The Wright Brothers, at 320 pages, is a shorter book by the noted historian/biographer David McCullough. Published in 2015, a paperback will be out in early May. I read it pre-publication, knowing it was a strong possibility for discussion.
I started leading book discussions on a regular basis in September, 2007, as the previous leader was retiring. That fall we discussed:
Ella Minnow Pea by Mark Dunn, a witty, clever novel told in letters.
The Whistling Season by Ivan Doig, a historical novel set in Montana that was so well-liked that many of us found a new favorite writer. We’ve since discussed his book The Bartender’s Tale.
Shadow Divers by Robert Kurson, a successful discussion of a popular real-life adventure led by librarian Susan.
The Road by Cormac McCarthy is a very dark and depressing post-apocalyptic novel. Beautiful writing, memorable characters, and deserving of its Pulitzer Prize. Somehow I led two discussions of this title. After the first quarter of 2008, I discontinued the previous discussion leader’s practice of discussing the same title with both groups a couple of months apart. One title, one discussion. Of course, that meant I needed to find more discussible books.
A Year in the World by Frances Mayes, author of Under the Tuscan Sun. I listened to this memoir before selecting it; it didn’t hold up as well on re-reading; not popular with the book group.
For other suggestions, here is a list of discussible books. To search this blog for books we’ve discussed, search under the category Book Discussions.
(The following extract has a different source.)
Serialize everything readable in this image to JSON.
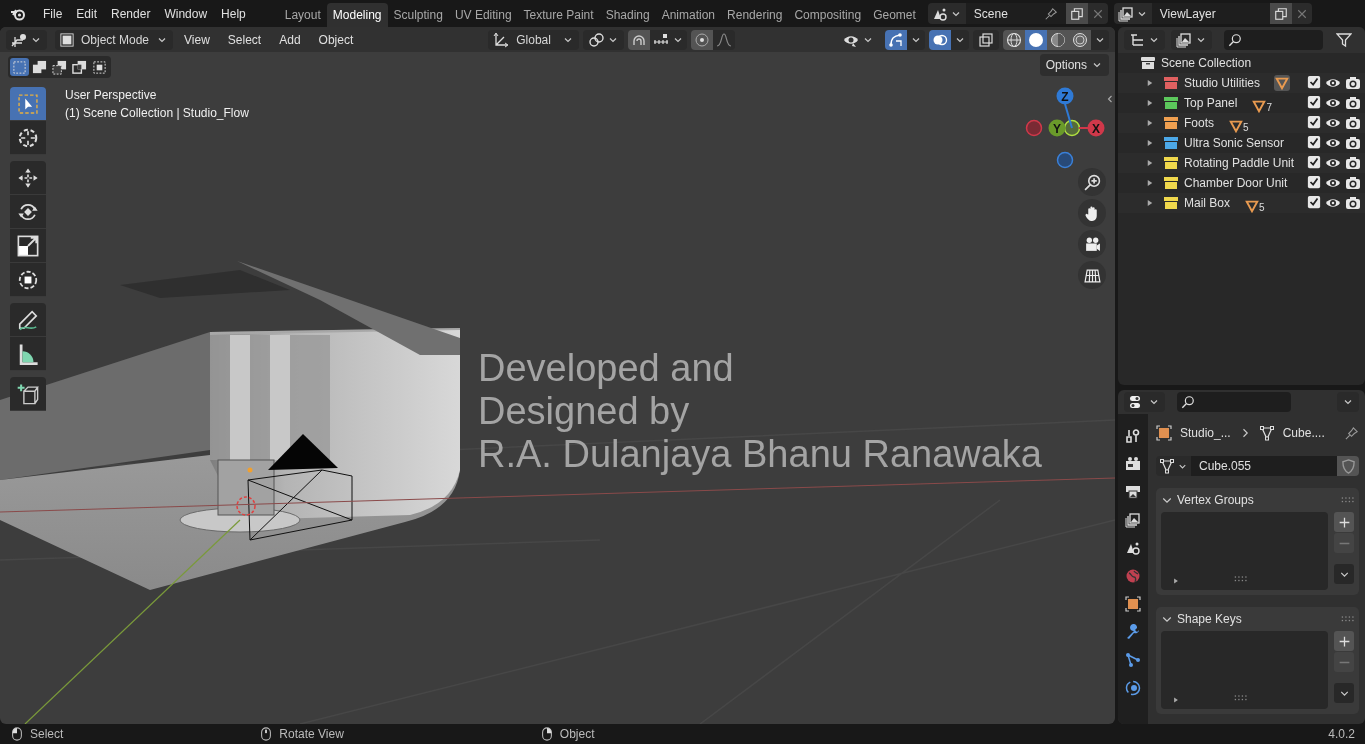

If you’re in a book group or thinking of starting one, I hope you find some of these suggestions helpful. If you need ideas for your book group, or have suggestions for ours, please leave a comment or stop by the library to chat with me.